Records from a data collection
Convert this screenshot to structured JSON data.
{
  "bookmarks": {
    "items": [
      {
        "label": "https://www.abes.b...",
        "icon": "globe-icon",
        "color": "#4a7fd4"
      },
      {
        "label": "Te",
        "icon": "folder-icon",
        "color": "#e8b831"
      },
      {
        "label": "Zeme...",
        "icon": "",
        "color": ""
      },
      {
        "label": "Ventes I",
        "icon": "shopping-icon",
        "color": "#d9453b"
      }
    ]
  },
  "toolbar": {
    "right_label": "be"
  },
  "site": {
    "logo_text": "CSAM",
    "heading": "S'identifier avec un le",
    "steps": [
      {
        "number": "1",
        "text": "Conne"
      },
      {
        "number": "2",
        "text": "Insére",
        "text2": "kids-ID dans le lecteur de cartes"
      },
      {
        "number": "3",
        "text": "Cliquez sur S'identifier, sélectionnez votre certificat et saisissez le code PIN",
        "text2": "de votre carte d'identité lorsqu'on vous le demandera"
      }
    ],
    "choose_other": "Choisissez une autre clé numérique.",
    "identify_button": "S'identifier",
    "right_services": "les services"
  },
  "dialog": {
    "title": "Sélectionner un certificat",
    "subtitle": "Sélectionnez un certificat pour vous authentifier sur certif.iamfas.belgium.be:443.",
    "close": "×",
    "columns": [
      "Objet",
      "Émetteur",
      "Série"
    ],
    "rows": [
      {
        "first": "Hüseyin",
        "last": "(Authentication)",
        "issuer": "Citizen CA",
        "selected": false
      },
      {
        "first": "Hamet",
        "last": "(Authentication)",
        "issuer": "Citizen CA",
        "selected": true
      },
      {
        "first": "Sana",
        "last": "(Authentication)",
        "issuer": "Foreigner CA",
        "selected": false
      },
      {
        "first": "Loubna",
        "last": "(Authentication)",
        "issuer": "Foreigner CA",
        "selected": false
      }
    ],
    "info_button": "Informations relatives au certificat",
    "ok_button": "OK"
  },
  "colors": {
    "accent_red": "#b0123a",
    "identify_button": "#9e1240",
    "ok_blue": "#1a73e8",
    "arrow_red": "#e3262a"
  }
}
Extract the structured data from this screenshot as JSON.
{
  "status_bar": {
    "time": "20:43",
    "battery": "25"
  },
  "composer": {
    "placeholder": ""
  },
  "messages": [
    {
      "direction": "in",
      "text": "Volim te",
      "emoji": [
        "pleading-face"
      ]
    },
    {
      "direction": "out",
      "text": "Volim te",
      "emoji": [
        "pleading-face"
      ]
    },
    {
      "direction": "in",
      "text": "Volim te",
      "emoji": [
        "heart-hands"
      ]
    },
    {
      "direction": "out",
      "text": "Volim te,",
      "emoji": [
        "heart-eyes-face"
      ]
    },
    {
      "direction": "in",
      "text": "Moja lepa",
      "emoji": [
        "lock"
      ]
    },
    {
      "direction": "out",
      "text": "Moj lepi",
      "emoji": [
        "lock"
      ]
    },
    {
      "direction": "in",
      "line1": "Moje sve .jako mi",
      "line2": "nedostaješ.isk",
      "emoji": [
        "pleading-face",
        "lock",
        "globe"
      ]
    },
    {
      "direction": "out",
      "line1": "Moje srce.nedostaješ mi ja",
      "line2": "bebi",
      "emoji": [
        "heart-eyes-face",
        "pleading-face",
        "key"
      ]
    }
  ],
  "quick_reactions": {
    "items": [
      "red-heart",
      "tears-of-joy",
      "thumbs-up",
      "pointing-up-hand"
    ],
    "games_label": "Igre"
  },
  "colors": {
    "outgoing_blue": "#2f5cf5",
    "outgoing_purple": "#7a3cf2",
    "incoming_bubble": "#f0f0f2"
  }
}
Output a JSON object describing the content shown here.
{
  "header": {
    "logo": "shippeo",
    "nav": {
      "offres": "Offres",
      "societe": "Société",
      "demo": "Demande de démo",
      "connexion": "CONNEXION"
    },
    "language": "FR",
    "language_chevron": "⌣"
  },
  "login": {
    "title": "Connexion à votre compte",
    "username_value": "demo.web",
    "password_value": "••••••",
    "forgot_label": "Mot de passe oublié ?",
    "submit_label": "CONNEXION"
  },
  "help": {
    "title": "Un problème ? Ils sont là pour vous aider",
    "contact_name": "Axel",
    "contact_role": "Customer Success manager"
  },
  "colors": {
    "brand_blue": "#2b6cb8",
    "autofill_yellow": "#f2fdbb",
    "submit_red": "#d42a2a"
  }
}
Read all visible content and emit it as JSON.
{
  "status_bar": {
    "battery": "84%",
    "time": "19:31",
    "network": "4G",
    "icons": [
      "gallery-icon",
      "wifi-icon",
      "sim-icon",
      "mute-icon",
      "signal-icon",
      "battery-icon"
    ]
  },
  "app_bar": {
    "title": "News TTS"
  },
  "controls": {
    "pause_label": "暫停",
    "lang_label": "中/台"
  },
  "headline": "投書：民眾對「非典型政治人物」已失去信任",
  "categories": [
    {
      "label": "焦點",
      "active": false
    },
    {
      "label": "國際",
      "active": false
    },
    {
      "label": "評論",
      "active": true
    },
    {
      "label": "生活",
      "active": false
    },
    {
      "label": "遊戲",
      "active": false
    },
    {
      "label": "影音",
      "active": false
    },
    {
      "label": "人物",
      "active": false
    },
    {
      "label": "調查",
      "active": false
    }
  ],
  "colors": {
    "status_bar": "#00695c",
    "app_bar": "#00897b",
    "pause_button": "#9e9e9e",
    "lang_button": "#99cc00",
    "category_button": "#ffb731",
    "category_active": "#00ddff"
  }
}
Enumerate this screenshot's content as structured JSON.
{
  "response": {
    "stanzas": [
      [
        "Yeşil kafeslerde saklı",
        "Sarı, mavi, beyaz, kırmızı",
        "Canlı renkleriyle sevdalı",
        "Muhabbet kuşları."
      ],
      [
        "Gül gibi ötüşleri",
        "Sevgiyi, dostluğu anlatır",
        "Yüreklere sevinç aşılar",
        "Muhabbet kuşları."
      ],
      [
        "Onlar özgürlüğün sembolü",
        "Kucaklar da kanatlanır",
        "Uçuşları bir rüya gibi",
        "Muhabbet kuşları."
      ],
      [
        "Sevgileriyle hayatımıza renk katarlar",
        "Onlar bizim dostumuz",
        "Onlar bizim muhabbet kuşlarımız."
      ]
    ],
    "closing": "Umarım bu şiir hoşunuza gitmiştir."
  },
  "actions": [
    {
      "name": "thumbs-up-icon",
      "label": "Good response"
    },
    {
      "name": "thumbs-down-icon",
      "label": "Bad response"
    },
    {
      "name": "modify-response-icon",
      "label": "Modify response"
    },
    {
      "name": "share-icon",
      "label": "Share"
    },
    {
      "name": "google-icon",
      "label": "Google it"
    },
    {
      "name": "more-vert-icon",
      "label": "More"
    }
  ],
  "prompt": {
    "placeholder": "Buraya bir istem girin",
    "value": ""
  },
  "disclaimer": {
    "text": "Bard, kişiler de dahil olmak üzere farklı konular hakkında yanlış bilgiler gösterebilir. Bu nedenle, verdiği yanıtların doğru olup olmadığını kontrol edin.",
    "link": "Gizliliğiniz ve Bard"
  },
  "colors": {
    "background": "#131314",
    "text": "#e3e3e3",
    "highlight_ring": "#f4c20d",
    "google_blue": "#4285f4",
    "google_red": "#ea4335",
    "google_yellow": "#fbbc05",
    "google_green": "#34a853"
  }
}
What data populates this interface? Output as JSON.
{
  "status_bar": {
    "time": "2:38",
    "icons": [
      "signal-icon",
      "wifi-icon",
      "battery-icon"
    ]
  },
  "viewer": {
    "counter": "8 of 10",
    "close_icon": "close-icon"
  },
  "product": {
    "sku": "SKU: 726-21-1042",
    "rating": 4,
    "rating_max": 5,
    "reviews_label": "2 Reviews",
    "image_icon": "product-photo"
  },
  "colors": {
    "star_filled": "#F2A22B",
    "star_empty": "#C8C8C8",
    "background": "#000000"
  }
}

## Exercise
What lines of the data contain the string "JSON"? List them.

## The completed task
Convert this screenshot to structured JSON data.
Extract the structured data from this screenshot as JSON.
Output a JSON object describing the content shown here.
Read all visible content and emit it as JSON.
Enumerate this screenshot's content as structured JSON.
What data populates this interface? Output as JSON.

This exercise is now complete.